- Problem -
Reproduce the records below in their entirety, character for character.

- Provided entries -
☆ ☆ ☆ ☆ ☆

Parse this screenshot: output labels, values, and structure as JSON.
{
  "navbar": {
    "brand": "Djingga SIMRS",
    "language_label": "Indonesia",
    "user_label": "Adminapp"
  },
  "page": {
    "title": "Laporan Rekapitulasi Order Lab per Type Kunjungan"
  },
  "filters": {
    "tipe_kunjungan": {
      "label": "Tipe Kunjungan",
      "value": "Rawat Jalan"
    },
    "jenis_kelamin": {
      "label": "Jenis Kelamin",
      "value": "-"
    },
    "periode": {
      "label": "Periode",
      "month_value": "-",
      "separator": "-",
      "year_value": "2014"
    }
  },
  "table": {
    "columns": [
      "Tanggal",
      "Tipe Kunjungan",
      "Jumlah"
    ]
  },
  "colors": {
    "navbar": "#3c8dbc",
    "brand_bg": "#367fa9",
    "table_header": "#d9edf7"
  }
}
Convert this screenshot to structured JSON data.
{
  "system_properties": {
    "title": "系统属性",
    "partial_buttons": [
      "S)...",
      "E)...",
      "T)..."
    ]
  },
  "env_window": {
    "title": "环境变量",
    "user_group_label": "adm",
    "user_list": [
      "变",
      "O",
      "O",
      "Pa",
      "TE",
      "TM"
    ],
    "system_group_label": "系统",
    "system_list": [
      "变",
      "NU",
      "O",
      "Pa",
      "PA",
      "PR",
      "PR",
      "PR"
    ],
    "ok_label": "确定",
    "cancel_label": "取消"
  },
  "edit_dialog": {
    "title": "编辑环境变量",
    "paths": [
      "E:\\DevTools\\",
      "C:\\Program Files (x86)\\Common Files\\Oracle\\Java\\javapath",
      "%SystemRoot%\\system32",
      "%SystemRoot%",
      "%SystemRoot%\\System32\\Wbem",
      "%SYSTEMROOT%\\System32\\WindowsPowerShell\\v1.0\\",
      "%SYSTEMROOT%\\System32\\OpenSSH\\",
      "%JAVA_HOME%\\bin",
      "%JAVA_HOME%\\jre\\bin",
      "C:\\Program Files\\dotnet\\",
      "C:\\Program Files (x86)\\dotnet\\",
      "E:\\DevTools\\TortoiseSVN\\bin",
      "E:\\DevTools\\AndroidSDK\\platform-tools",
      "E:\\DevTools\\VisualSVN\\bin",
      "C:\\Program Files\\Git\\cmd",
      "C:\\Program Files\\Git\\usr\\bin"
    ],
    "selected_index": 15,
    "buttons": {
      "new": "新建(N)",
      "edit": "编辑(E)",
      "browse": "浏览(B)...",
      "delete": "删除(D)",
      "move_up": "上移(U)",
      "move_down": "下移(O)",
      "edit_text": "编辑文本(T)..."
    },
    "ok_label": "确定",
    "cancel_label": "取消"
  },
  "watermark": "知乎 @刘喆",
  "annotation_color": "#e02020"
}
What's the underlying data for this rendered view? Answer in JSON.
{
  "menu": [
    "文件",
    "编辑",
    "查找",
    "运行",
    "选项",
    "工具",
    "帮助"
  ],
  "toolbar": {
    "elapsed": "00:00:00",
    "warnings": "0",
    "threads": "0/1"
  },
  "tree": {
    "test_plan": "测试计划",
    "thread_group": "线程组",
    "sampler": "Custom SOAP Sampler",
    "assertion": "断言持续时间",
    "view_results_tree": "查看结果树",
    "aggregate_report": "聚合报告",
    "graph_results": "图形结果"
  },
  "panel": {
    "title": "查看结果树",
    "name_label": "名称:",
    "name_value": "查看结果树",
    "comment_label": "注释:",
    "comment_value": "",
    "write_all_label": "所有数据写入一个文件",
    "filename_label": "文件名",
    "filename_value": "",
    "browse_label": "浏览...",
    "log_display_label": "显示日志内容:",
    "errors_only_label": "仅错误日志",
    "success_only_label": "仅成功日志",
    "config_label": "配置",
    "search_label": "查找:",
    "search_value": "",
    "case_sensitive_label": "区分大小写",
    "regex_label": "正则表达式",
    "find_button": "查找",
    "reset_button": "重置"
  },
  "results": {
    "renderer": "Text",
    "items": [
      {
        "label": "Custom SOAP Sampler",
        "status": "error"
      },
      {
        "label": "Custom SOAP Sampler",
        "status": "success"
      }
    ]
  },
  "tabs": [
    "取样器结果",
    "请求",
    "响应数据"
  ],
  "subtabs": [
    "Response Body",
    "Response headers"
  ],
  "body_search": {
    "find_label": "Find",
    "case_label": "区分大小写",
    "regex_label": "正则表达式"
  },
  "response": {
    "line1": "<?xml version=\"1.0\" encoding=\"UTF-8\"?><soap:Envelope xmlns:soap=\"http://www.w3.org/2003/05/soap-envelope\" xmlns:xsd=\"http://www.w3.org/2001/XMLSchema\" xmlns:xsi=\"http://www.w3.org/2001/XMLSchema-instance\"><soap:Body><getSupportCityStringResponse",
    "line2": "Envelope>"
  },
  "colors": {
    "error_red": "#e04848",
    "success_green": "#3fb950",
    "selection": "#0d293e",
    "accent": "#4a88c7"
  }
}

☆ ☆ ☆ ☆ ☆

- Output for this exercise -
Parse this screenshot: output labels, values, and structure as JSON.
{
  "navbar": {
    "brand": "Djingga SIMRS",
    "language_label": "Indonesia",
    "user_label": "Adminapp"
  },
  "page": {
    "title": "Laporan Rekapitulasi Order Lab per Type Kunjungan"
  },
  "filters": {
    "tipe_kunjungan": {
      "label": "Tipe Kunjungan",
      "value": "Rawat Jalan"
    },
    "jenis_kelamin": {
      "label": "Jenis Kelamin",
      "value": "-"
    },
    "periode": {
      "label": "Periode",
      "month_value": "-",
      "separator": "-",
      "year_value": "2014"
    }
  },
  "table": {
    "columns": [
      "Tanggal",
      "Tipe Kunjungan",
      "Jumlah"
    ]
  },
  "colors": {
    "navbar": "#3c8dbc",
    "brand_bg": "#367fa9",
    "table_header": "#d9edf7"
  }
}
Convert this screenshot to structured JSON data.
{
  "system_properties": {
    "title": "系统属性",
    "partial_buttons": [
      "S)...",
      "E)...",
      "T)..."
    ]
  },
  "env_window": {
    "title": "环境变量",
    "user_group_label": "adm",
    "user_list": [
      "变",
      "O",
      "O",
      "Pa",
      "TE",
      "TM"
    ],
    "system_group_label": "系统",
    "system_list": [
      "变",
      "NU",
      "O",
      "Pa",
      "PA",
      "PR",
      "PR",
      "PR"
    ],
    "ok_label": "确定",
    "cancel_label": "取消"
  },
  "edit_dialog": {
    "title": "编辑环境变量",
    "paths": [
      "E:\\DevTools\\",
      "C:\\Program Files (x86)\\Common Files\\Oracle\\Java\\javapath",
      "%SystemRoot%\\system32",
      "%SystemRoot%",
      "%SystemRoot%\\System32\\Wbem",
      "%SYSTEMROOT%\\System32\\WindowsPowerShell\\v1.0\\",
      "%SYSTEMROOT%\\System32\\OpenSSH\\",
      "%JAVA_HOME%\\bin",
      "%JAVA_HOME%\\jre\\bin",
      "C:\\Program Files\\dotnet\\",
      "C:\\Program Files (x86)\\dotnet\\",
      "E:\\DevTools\\TortoiseSVN\\bin",
      "E:\\DevTools\\AndroidSDK\\platform-tools",
      "E:\\DevTools\\VisualSVN\\bin",
      "C:\\Program Files\\Git\\cmd",
      "C:\\Program Files\\Git\\usr\\bin"
    ],
    "selected_index": 15,
    "buttons": {
      "new": "新建(N)",
      "edit": "编辑(E)",
      "browse": "浏览(B)...",
      "delete": "删除(D)",
      "move_up": "上移(U)",
      "move_down": "下移(O)",
      "edit_text": "编辑文本(T)..."
    },
    "ok_label": "确定",
    "cancel_label": "取消"
  },
  "watermark": "知乎 @刘喆",
  "annotation_color": "#e02020"
}
What's the underlying data for this rendered view? Answer in JSON.
{
  "menu": [
    "文件",
    "编辑",
    "查找",
    "运行",
    "选项",
    "工具",
    "帮助"
  ],
  "toolbar": {
    "elapsed": "00:00:00",
    "warnings": "0",
    "threads": "0/1"
  },
  "tree": {
    "test_plan": "测试计划",
    "thread_group": "线程组",
    "sampler": "Custom SOAP Sampler",
    "assertion": "断言持续时间",
    "view_results_tree": "查看结果树",
    "aggregate_report": "聚合报告",
    "graph_results": "图形结果"
  },
  "panel": {
    "title": "查看结果树",
    "name_label": "名称:",
    "name_value": "查看结果树",
    "comment_label": "注释:",
    "comment_value": "",
    "write_all_label": "所有数据写入一个文件",
    "filename_label": "文件名",
    "filename_value": "",
    "browse_label": "浏览...",
    "log_display_label": "显示日志内容:",
    "errors_only_label": "仅错误日志",
    "success_only_label": "仅成功日志",
    "config_label": "配置",
    "search_label": "查找:",
    "search_value": "",
    "case_sensitive_label": "区分大小写",
    "regex_label": "正则表达式",
    "find_button": "查找",
    "reset_button": "重置"
  },
  "results": {
    "renderer": "Text",
    "items": [
      {
        "label": "Custom SOAP Sampler",
        "status": "error"
      },
      {
        "label": "Custom SOAP Sampler",
        "status": "success"
      }
    ]
  },
  "tabs": [
    "取样器结果",
    "请求",
    "响应数据"
  ],
  "subtabs": [
    "Response Body",
    "Response headers"
  ],
  "body_search": {
    "find_label": "Find",
    "case_label": "区分大小写",
    "regex_label": "正则表达式"
  },
  "response": {
    "line1": "<?xml version=\"1.0\" encoding=\"UTF-8\"?><soap:Envelope xmlns:soap=\"http://www.w3.org/2003/05/soap-envelope\" xmlns:xsd=\"http://www.w3.org/2001/XMLSchema\" xmlns:xsi=\"http://www.w3.org/2001/XMLSchema-instance\"><soap:Body><getSupportCityStringResponse",
    "line2": "Envelope>"
  },
  "colors": {
    "error_red": "#e04848",
    "success_green": "#3fb950",
    "selection": "#0d293e",
    "accent": "#4a88c7"
  }
}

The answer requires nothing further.